digital that I had to make a volume adjustment after the blend to
maintain a comfortable listening level. That was aggravating,
especially when I drove through an area where the station had some
signal issues and the digital was in and out.
exporters or HD exciters have some adjustment for this. It is
sometimes called Digital Gain, and in other exporters/exciters it’s
called Analog Level. Depending on the setup, this can sometimes also
be adjusted in the audio processor. However it’s done, the levels
should be adjusted for proper analog modulation depth with a good
match, within a dB or so, between demodulated analog and digital
some audio processors contain separate digital and analog
equalization controls.
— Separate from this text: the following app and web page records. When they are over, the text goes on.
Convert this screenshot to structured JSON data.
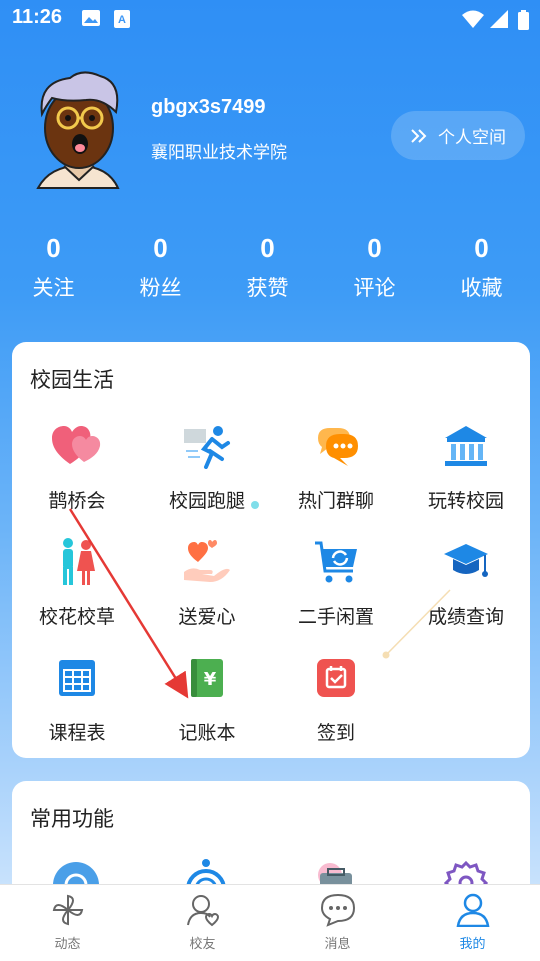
{
  "status_bar": {
    "time": "11:26",
    "icons": [
      "image-icon",
      "accessibility-a-icon",
      "wifi-icon",
      "signal-icon",
      "battery-icon"
    ]
  },
  "profile": {
    "username": "gbgx3s7499",
    "school": "襄阳职业技术学院",
    "space_button": "个人空间"
  },
  "stats": [
    {
      "value": "0",
      "label": "关注"
    },
    {
      "value": "0",
      "label": "粉丝"
    },
    {
      "value": "0",
      "label": "获赞"
    },
    {
      "value": "0",
      "label": "评论"
    },
    {
      "value": "0",
      "label": "收藏"
    }
  ],
  "campus_life": {
    "title": "校园生活",
    "items": [
      {
        "label": "鹊桥会",
        "icon": "hearts-icon"
      },
      {
        "label": "校园跑腿",
        "icon": "runner-icon"
      },
      {
        "label": "热门群聊",
        "icon": "chat-bubbles-icon"
      },
      {
        "label": "玩转校园",
        "icon": "campus-building-icon"
      },
      {
        "label": "校花校草",
        "icon": "couple-icon"
      },
      {
        "label": "送爱心",
        "icon": "hand-heart-icon"
      },
      {
        "label": "二手闲置",
        "icon": "cart-icon"
      },
      {
        "label": "成绩查询",
        "icon": "graduation-cap-icon"
      },
      {
        "label": "课程表",
        "icon": "calendar-grid-icon"
      },
      {
        "label": "记账本",
        "icon": "ledger-icon"
      },
      {
        "label": "签到",
        "icon": "checkin-calendar-icon"
      }
    ]
  },
  "common_functions": {
    "title": "常用功能"
  },
  "bottom_nav": [
    {
      "label": "动态",
      "icon": "pinwheel-icon"
    },
    {
      "label": "校友",
      "icon": "user-heart-icon"
    },
    {
      "label": "消息",
      "icon": "message-icon"
    },
    {
      "label": "我的",
      "icon": "person-icon",
      "active": true
    }
  ],
  "colors": {
    "accent": "#1e88e5",
    "annotation_arrow": "#e53935"
  }
}
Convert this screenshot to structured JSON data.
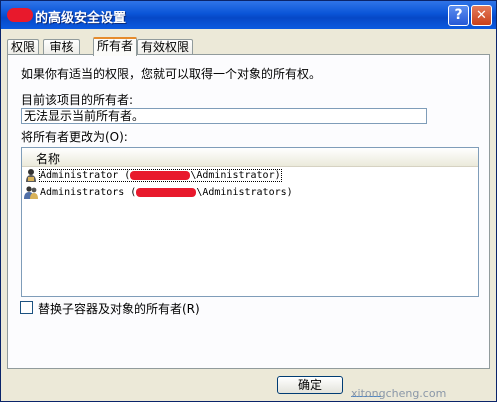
{
  "window": {
    "title": "的高级安全设置"
  },
  "tabs": [
    "权限",
    "审核",
    "所有者",
    "有效权限"
  ],
  "active_tab": 2,
  "panel": {
    "description": "如果你有适当的权限，您就可以取得一个对象的所有权。",
    "current_owner_label": "目前该项目的所有者:",
    "current_owner_value": "无法显示当前所有者。",
    "change_owner_label": "将所有者更改为(O):",
    "list_header": "名称",
    "entries": [
      {
        "prefix": "Administrator (",
        "suffix": "\\Administrator)",
        "icon": "user-icon"
      },
      {
        "prefix": "Administrators (",
        "suffix": "\\Administrators)",
        "icon": "group-icon"
      }
    ],
    "replace_label": "替换子容器及对象的所有者(R)"
  },
  "buttons": {
    "ok": "确定"
  },
  "watermark": "xitongcheng.com"
}
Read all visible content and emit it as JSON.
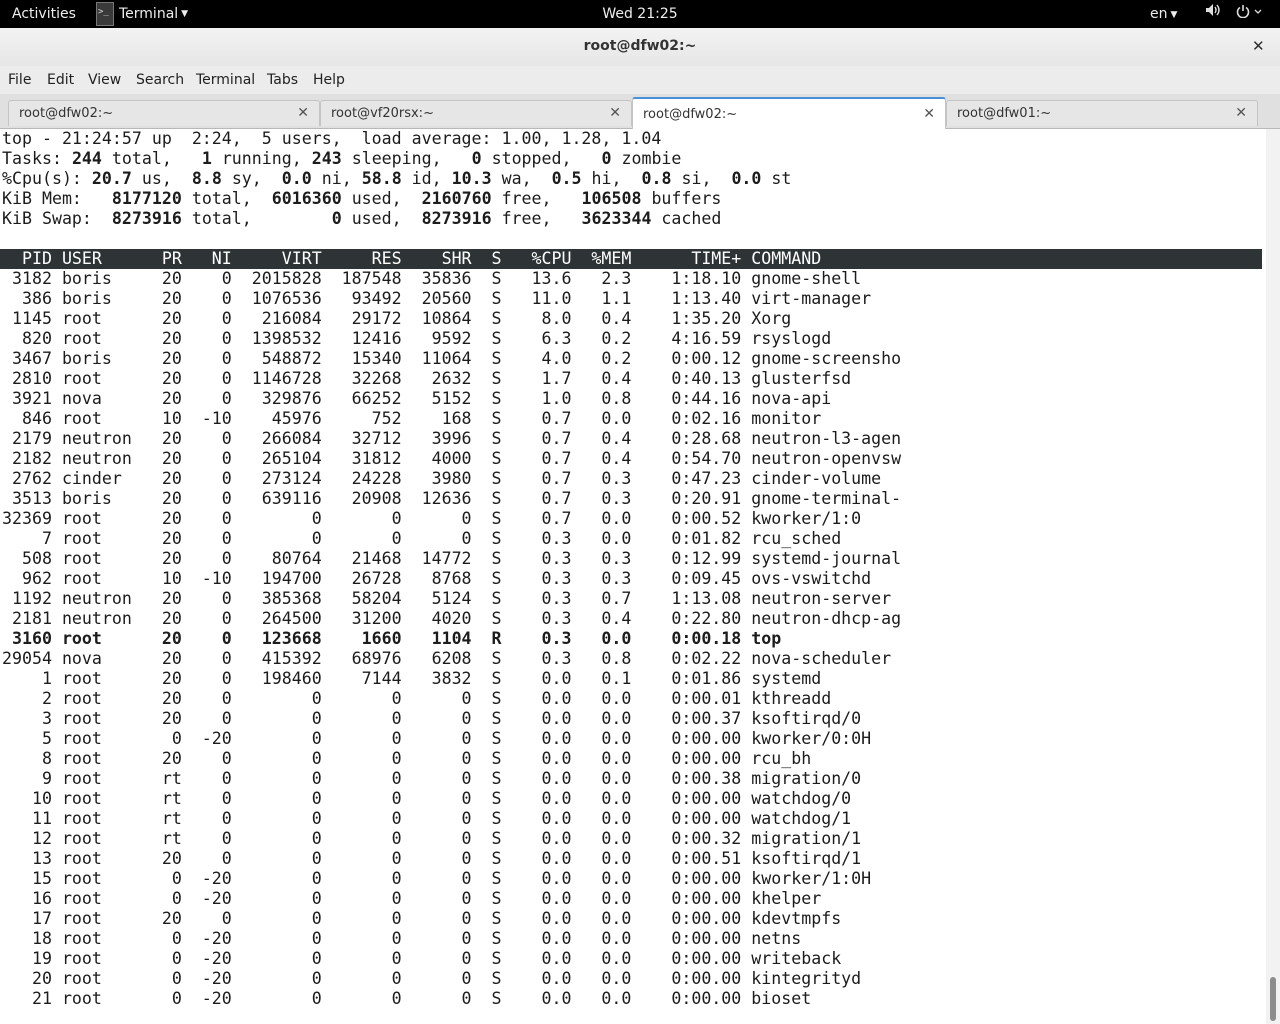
{
  "topbar": {
    "activities": "Activities",
    "app_name": "Terminal",
    "clock": "Wed 21:25",
    "lang": "en"
  },
  "window": {
    "title": "root@dfw02:~",
    "close_glyph": "✕"
  },
  "menubar": {
    "items": [
      "File",
      "Edit",
      "View",
      "Search",
      "Terminal",
      "Tabs",
      "Help"
    ]
  },
  "tabs": [
    {
      "label": "root@dfw02:~",
      "active": false
    },
    {
      "label": "root@vf20rsx:~",
      "active": false
    },
    {
      "label": "root@dfw02:~",
      "active": true
    },
    {
      "label": "root@dfw01:~",
      "active": false
    }
  ],
  "icons": {
    "app": "terminal-icon",
    "volume": "volume-icon",
    "power": "power-icon",
    "tab_close": "close-icon",
    "window_close": "close-icon"
  },
  "summary": {
    "uptime_line": "top - 21:24:57 up  2:24,  5 users,  load average: 1.00, 1.28, 1.04",
    "tasks": {
      "total": "244",
      "running": "1",
      "sleeping": "243",
      "stopped": "0",
      "zombie": "0"
    },
    "cpu": {
      "us": "20.7",
      "sy": "8.8",
      "ni": "0.0",
      "id": "58.8",
      "wa": "10.3",
      "hi": "0.5",
      "si": "0.8",
      "st": "0.0"
    },
    "mem": {
      "total": "8177120",
      "used": "6016360",
      "free": "2160760",
      "buffers": "106508"
    },
    "swap": {
      "total": "8273916",
      "used": "0",
      "free": "8273916",
      "cached": "3623344"
    }
  },
  "columns": [
    "PID",
    "USER",
    "PR",
    "NI",
    "VIRT",
    "RES",
    "SHR",
    "S",
    "%CPU",
    "%MEM",
    "TIME+",
    "COMMAND"
  ],
  "processes": [
    [
      "3182",
      "boris",
      "20",
      "0",
      "2015828",
      "187548",
      "35836",
      "S",
      "13.6",
      "2.3",
      "1:18.10",
      "gnome-shell"
    ],
    [
      "386",
      "boris",
      "20",
      "0",
      "1076536",
      "93492",
      "20560",
      "S",
      "11.0",
      "1.1",
      "1:13.40",
      "virt-manager"
    ],
    [
      "1145",
      "root",
      "20",
      "0",
      "216084",
      "29172",
      "10864",
      "S",
      "8.0",
      "0.4",
      "1:35.20",
      "Xorg"
    ],
    [
      "820",
      "root",
      "20",
      "0",
      "1398532",
      "12416",
      "9592",
      "S",
      "6.3",
      "0.2",
      "4:16.59",
      "rsyslogd"
    ],
    [
      "3467",
      "boris",
      "20",
      "0",
      "548872",
      "15340",
      "11064",
      "S",
      "4.0",
      "0.2",
      "0:00.12",
      "gnome-screensho"
    ],
    [
      "2810",
      "root",
      "20",
      "0",
      "1146728",
      "32268",
      "2632",
      "S",
      "1.7",
      "0.4",
      "0:40.13",
      "glusterfsd"
    ],
    [
      "3921",
      "nova",
      "20",
      "0",
      "329876",
      "66252",
      "5152",
      "S",
      "1.0",
      "0.8",
      "0:44.16",
      "nova-api"
    ],
    [
      "846",
      "root",
      "10",
      "-10",
      "45976",
      "752",
      "168",
      "S",
      "0.7",
      "0.0",
      "0:02.16",
      "monitor"
    ],
    [
      "2179",
      "neutron",
      "20",
      "0",
      "266084",
      "32712",
      "3996",
      "S",
      "0.7",
      "0.4",
      "0:28.68",
      "neutron-l3-agen"
    ],
    [
      "2182",
      "neutron",
      "20",
      "0",
      "265104",
      "31812",
      "4000",
      "S",
      "0.7",
      "0.4",
      "0:54.70",
      "neutron-openvsw"
    ],
    [
      "2762",
      "cinder",
      "20",
      "0",
      "273124",
      "24228",
      "3980",
      "S",
      "0.7",
      "0.3",
      "0:47.23",
      "cinder-volume"
    ],
    [
      "3513",
      "boris",
      "20",
      "0",
      "639116",
      "20908",
      "12636",
      "S",
      "0.7",
      "0.3",
      "0:20.91",
      "gnome-terminal-"
    ],
    [
      "32369",
      "root",
      "20",
      "0",
      "0",
      "0",
      "0",
      "S",
      "0.7",
      "0.0",
      "0:00.52",
      "kworker/1:0"
    ],
    [
      "7",
      "root",
      "20",
      "0",
      "0",
      "0",
      "0",
      "S",
      "0.3",
      "0.0",
      "0:01.82",
      "rcu_sched"
    ],
    [
      "508",
      "root",
      "20",
      "0",
      "80764",
      "21468",
      "14772",
      "S",
      "0.3",
      "0.3",
      "0:12.99",
      "systemd-journal"
    ],
    [
      "962",
      "root",
      "10",
      "-10",
      "194700",
      "26728",
      "8768",
      "S",
      "0.3",
      "0.3",
      "0:09.45",
      "ovs-vswitchd"
    ],
    [
      "1192",
      "neutron",
      "20",
      "0",
      "385368",
      "58204",
      "5124",
      "S",
      "0.3",
      "0.7",
      "1:13.08",
      "neutron-server"
    ],
    [
      "2181",
      "neutron",
      "20",
      "0",
      "264500",
      "31200",
      "4020",
      "S",
      "0.3",
      "0.4",
      "0:22.80",
      "neutron-dhcp-ag"
    ],
    [
      "3160",
      "root",
      "20",
      "0",
      "123668",
      "1660",
      "1104",
      "R",
      "0.3",
      "0.0",
      "0:00.18",
      "top"
    ],
    [
      "29054",
      "nova",
      "20",
      "0",
      "415392",
      "68976",
      "6208",
      "S",
      "0.3",
      "0.8",
      "0:02.22",
      "nova-scheduler"
    ],
    [
      "1",
      "root",
      "20",
      "0",
      "198460",
      "7144",
      "3832",
      "S",
      "0.0",
      "0.1",
      "0:01.86",
      "systemd"
    ],
    [
      "2",
      "root",
      "20",
      "0",
      "0",
      "0",
      "0",
      "S",
      "0.0",
      "0.0",
      "0:00.01",
      "kthreadd"
    ],
    [
      "3",
      "root",
      "20",
      "0",
      "0",
      "0",
      "0",
      "S",
      "0.0",
      "0.0",
      "0:00.37",
      "ksoftirqd/0"
    ],
    [
      "5",
      "root",
      "0",
      "-20",
      "0",
      "0",
      "0",
      "S",
      "0.0",
      "0.0",
      "0:00.00",
      "kworker/0:0H"
    ],
    [
      "8",
      "root",
      "20",
      "0",
      "0",
      "0",
      "0",
      "S",
      "0.0",
      "0.0",
      "0:00.00",
      "rcu_bh"
    ],
    [
      "9",
      "root",
      "rt",
      "0",
      "0",
      "0",
      "0",
      "S",
      "0.0",
      "0.0",
      "0:00.38",
      "migration/0"
    ],
    [
      "10",
      "root",
      "rt",
      "0",
      "0",
      "0",
      "0",
      "S",
      "0.0",
      "0.0",
      "0:00.00",
      "watchdog/0"
    ],
    [
      "11",
      "root",
      "rt",
      "0",
      "0",
      "0",
      "0",
      "S",
      "0.0",
      "0.0",
      "0:00.00",
      "watchdog/1"
    ],
    [
      "12",
      "root",
      "rt",
      "0",
      "0",
      "0",
      "0",
      "S",
      "0.0",
      "0.0",
      "0:00.32",
      "migration/1"
    ],
    [
      "13",
      "root",
      "20",
      "0",
      "0",
      "0",
      "0",
      "S",
      "0.0",
      "0.0",
      "0:00.51",
      "ksoftirqd/1"
    ],
    [
      "15",
      "root",
      "0",
      "-20",
      "0",
      "0",
      "0",
      "S",
      "0.0",
      "0.0",
      "0:00.00",
      "kworker/1:0H"
    ],
    [
      "16",
      "root",
      "0",
      "-20",
      "0",
      "0",
      "0",
      "S",
      "0.0",
      "0.0",
      "0:00.00",
      "khelper"
    ],
    [
      "17",
      "root",
      "20",
      "0",
      "0",
      "0",
      "0",
      "S",
      "0.0",
      "0.0",
      "0:00.00",
      "kdevtmpfs"
    ],
    [
      "18",
      "root",
      "0",
      "-20",
      "0",
      "0",
      "0",
      "S",
      "0.0",
      "0.0",
      "0:00.00",
      "netns"
    ],
    [
      "19",
      "root",
      "0",
      "-20",
      "0",
      "0",
      "0",
      "S",
      "0.0",
      "0.0",
      "0:00.00",
      "writeback"
    ],
    [
      "20",
      "root",
      "0",
      "-20",
      "0",
      "0",
      "0",
      "S",
      "0.0",
      "0.0",
      "0:00.00",
      "kintegrityd"
    ],
    [
      "21",
      "root",
      "0",
      "-20",
      "0",
      "0",
      "0",
      "S",
      "0.0",
      "0.0",
      "0:00.00",
      "bioset"
    ]
  ],
  "highlight_pid": "3160"
}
One manufacturer provides a control called HF
Shelf EQ. Get it set too high, and the resulting digital audio can be
unnaturally bright and sibilant, even irritatingly so. While it’s
good to exploit to some degree the capabilities of the digital signal
to provide higher audio quality, the hybrid world we live in dictates
that we don’t get carried away. Equalization and processing should
be adjusted so that the blend sounds natural and the digital signal
sounds perhaps a little brighter and crisper than the analog but not
the end of the day, it’s all about “The Listener Experience.”
Provide content that the listener wants with good technical quality
and without irritations, and the listeners will stay tuned in, but
even high-demand content with a bunch of irritations will drive
listeners away. Pay attention to proper time alignment, level match
and equalization, and you will keep your listeners happy.
your HD Radio tips or column suggestions to
Alexander is the director of engineering at Crawford Broadcasting and
a past recipient of SBE’s Broadcast Engineer of the Year award.